James Sunderland calls for faster opening up of the travel sector; in particular people from countries with successful vaccination roll-outs should be able to come to the UK, there should be greater clarity on when countries are likely to be moved to the travel green-list and there needs to be more support for those employed in the sector.
It is a real pleasure, Ms Fovargue, to serve with you as Chair, and I apologise for being chronologically challenged.
My contention today is that there is a real policy inconsistency between the success of our vaccination programme and the ongoing caution in our travel sector, and I will make three points, if I may. First, I would urge countries that are successful in their own vaccination roll-outs to open up and send people here, and a negative test result and/or a covid passport should be enough for travel to be fully resumed. Secondly, there is a need for clarity—something akin to the UK road map—around why each country is on which list and when they are likely to be moved between lists. Thirdly, as I said earlier, we need to support those who are employed by the travel sector. As we know, UK airlines have announced over 30,000 job cuts so far. That is devastating, and I suspect that more support is still needed for this important sector, along with support for hospitality and leisure.
To start with, the Government should be commended for the success of our vaccination roll-out programme, which is one of the best vaccination programmes in the world. To put it in statistical terms, as of yesterday there have been 37 million first doses and 22 million second doses—over 60 million in total, as one of my hon. Friends said. It is the best vaccination programme for any country with a population of more than 20 million people, with 89% of all adults having received one or two doses of the vaccine. We need to move as soon as possible to reconnect friends and family across the world who have been unable to spend time together throughout the pandemic.
The speed at which we open up our travel sector is paramount, and we must prioritise business travel to countries where the national vaccination programmes have proved successful, such as the United States, which will lift the burden on our travel sector to a certain degree. And we need one or other countries to be added at this point in time to the green list, too.
The reasons for travel are multifarious, as we have heard. Travel is about leisure, family, business, emergency travel and of course holidays—and why not? In the UK, 76% of people are deemed to have plans to fly abroad in the next 12 months.
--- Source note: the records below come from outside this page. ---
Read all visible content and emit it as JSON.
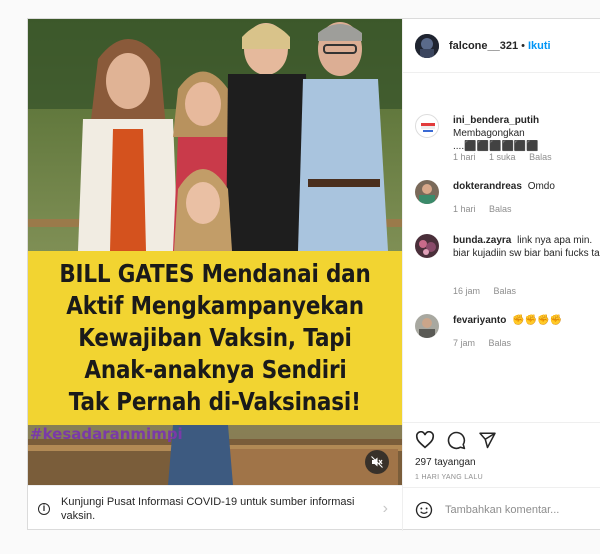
{
  "post": {
    "header": {
      "username": "falcone__321",
      "dot": "•",
      "follow_label": "Ikuti"
    },
    "media": {
      "caption_lines": [
        "BILL GATES Mendanai dan",
        "Aktif Mengkampanyekan",
        "Kewajiban Vaksin, Tapi",
        "Anak-anaknya Sendiri",
        "Tak Pernah di-Vaksinasi!"
      ],
      "hashtag": "#kesadaranmimpi",
      "caption_bg": "#f2d431"
    },
    "covid_banner": {
      "text": "Kunjungi Pusat Informasi COVID-19 untuk sumber informasi vaksin."
    },
    "comments": [
      {
        "username": "ini_bendera_putih",
        "text": "Membagongkan ....⬛⬛⬛⬛⬛⬛",
        "time": "1 hari",
        "likes": "1 suka",
        "reply": "Balas"
      },
      {
        "username": "dokterandreas",
        "text": "Omdo",
        "time": "1 hari",
        "reply": "Balas"
      },
      {
        "username": "bunda.zayra",
        "text": "link nya apa min. biar kujadiin sw biar bani fucks tau.",
        "time": "16 jam",
        "reply": "Balas"
      },
      {
        "username": "fevariyanto",
        "text": "✊✊✊✊",
        "time": "7 jam",
        "reply": "Balas"
      }
    ],
    "actions": {
      "views": "297 tayangan",
      "time_ago": "1 HARI YANG LALU"
    },
    "add_comment": {
      "placeholder": "Tambahkan komentar..."
    },
    "colors": {
      "accent": "#0095f6",
      "muted": "#8e8e8e"
    }
  }
}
In 2019, over 21 million trips were made by air for the purpose of visiting friends and family overseas. Also, the figures of the Business Travel Association, whose member travel management companies account for more than 90% of all travel booked in the UK, equate to 6.4 million journeys and 32 million transactions, resulting in £220 billion of UK GDP in a typical year. And that is just by air. These figures are eye-watering and our economy depends upon travel. However, the resumption of business travel can only begin in earnest once the green list is updated. As I mentioned earlier and as I will say again now, it must also include major business hubs, such as New York, Singapore, Frankfurt and Dubai. And that is just a start.
What about Bracknell? My constituency is very important to me. I have 15 travel agency businesses that employ people in Bracknell; my constituents work at Heathrow, Gatwick and beyond; we have hundreds of jobs in the travel and tour operators sector in Bracknell; and there are literally thousands of people who want and need to get away, and that is not next month, but now. We need to open up comprehensively as quickly as possible. And, of course, our country is global; it is part of the international diasporas. It depends upon global trade and global movement, and it is movement that remains essential to getting our economy up and running once again.
To conclude, it is now time to get back to normal. Yes, new variants, such as the Indian mutation, are worrying, but mankind has lived under the spectre of new viruses for centuries and thankfully has mitigated this one with our fantastic vaccination programme. So it is now time to open up safely, and life, as we know it, has to go on.